Green milkweed, Green comet milkweed, Green antelopehorn milkweed
Synonym(s): Acerates viridiflora, Acerates viridiflora var. ivesii, Acerates viridiflora var. linearis, Asclepias viridiflora var. lanceolata, Asclepias viridiflora var. linearis
USDA Symbol: ASVI
USDA Native Status: L48 (N), CAN (N)
Green milkweed is a perennial from a vertical rootstock. Two foot tall stems are mostly solitary or in pairs and bear are opposite leaves up to four inches long. Leaves are variable in shape with plants from dry sites having long narrow leaves and those from moist sites having round leaves. 20-80 pale green flowers occur in two inch clusters in upper leaf axils. The pods of green milkweed are about four inches long and pointed at both ends. The pods lack the warts or tubercles found on other common milkweeds.
The specific epithet viridiflora means green-flowered in botanical Latin. Milkweed flowers have a special mechanism to trap insect legs and cause pollen masses to be pulled from the plant.
Bloom InformationBloom Color: Green
Bloom Time: Jun , Jul , Aug , Sep
, WY Canada: AB
Growing ConditionsWater Use: Low
Light Requirement: Sun
Soil Moisture: Dry
All plants in the genus
Asclepias are probably somewhat toxic, some fatally so, to both humans and animals. The sap
of some causes skin irritation in humans. Sensitivity to a toxin varies with a personís age, weight, physical condition, and individual susceptibility. Children are most vulnerable because of their curiosity and small size. Toxicity can vary in a plant according to season, the plantís different parts, and its stage of growth; and plants can absorb toxic substances, such as herbicides, pesticides, and pollutants from the water, air, and soil. Conspicuous Flowers:
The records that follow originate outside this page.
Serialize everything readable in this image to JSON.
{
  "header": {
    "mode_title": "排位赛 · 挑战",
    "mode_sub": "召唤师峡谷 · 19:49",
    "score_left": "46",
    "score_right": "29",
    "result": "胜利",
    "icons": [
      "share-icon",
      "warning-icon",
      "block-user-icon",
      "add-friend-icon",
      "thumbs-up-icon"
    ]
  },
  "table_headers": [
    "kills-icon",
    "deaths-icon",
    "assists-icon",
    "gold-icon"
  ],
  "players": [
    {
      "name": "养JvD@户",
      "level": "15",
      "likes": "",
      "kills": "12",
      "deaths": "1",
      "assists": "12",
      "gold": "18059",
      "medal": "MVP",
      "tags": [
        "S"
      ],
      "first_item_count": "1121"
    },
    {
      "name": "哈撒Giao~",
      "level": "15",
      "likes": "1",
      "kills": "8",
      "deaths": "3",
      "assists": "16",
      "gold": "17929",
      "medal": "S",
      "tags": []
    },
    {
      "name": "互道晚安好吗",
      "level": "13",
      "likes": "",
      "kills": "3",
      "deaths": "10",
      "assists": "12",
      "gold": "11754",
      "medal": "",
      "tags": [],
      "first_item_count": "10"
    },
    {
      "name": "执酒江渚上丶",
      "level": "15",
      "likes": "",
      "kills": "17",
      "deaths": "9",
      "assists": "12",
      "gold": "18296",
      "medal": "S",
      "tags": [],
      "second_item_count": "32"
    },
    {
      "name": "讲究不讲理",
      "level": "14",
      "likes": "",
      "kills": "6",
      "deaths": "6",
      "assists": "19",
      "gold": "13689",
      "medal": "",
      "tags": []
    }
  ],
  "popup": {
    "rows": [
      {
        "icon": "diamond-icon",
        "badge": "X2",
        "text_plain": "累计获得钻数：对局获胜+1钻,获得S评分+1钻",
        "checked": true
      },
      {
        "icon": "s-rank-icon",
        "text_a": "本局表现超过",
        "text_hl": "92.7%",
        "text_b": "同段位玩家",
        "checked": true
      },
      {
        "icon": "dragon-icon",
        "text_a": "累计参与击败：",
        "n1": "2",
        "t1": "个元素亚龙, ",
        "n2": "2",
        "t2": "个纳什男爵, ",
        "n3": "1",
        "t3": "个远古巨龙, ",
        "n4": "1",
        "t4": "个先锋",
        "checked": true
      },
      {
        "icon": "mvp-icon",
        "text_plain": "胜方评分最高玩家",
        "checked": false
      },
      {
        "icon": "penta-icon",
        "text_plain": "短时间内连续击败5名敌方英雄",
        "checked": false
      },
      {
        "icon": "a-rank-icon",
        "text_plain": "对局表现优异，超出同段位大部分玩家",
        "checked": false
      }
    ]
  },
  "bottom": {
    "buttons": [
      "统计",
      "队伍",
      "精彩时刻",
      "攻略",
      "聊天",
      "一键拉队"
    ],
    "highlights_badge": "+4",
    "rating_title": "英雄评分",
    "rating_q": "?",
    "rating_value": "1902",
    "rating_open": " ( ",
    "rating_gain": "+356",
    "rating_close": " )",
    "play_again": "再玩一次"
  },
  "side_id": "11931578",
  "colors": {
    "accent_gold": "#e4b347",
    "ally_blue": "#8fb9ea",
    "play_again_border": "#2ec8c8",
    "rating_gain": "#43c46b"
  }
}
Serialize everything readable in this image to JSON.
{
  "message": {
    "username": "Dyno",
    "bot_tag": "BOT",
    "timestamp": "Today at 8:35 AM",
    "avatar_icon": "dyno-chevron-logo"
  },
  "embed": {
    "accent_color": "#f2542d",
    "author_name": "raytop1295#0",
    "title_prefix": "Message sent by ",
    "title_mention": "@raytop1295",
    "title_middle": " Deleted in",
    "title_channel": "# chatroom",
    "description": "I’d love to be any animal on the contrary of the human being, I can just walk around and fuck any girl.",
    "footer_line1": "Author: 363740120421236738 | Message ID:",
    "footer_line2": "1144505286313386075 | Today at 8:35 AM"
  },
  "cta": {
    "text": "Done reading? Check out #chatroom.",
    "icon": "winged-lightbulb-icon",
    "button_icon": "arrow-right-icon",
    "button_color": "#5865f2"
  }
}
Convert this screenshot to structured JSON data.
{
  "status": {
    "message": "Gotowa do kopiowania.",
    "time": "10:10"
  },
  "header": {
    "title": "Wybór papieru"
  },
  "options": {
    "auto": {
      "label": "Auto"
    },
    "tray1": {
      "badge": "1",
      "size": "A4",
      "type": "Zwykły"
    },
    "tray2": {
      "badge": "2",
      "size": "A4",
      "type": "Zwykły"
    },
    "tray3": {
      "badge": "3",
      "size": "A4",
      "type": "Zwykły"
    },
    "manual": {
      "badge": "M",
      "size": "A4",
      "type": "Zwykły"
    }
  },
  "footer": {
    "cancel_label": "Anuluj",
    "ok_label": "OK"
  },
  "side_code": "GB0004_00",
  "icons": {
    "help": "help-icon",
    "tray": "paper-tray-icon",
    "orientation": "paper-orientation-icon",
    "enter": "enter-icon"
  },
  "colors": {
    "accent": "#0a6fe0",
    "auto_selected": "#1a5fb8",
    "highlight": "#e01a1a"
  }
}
Record Last Modified: 2012-06-26
Research By: TWC Staff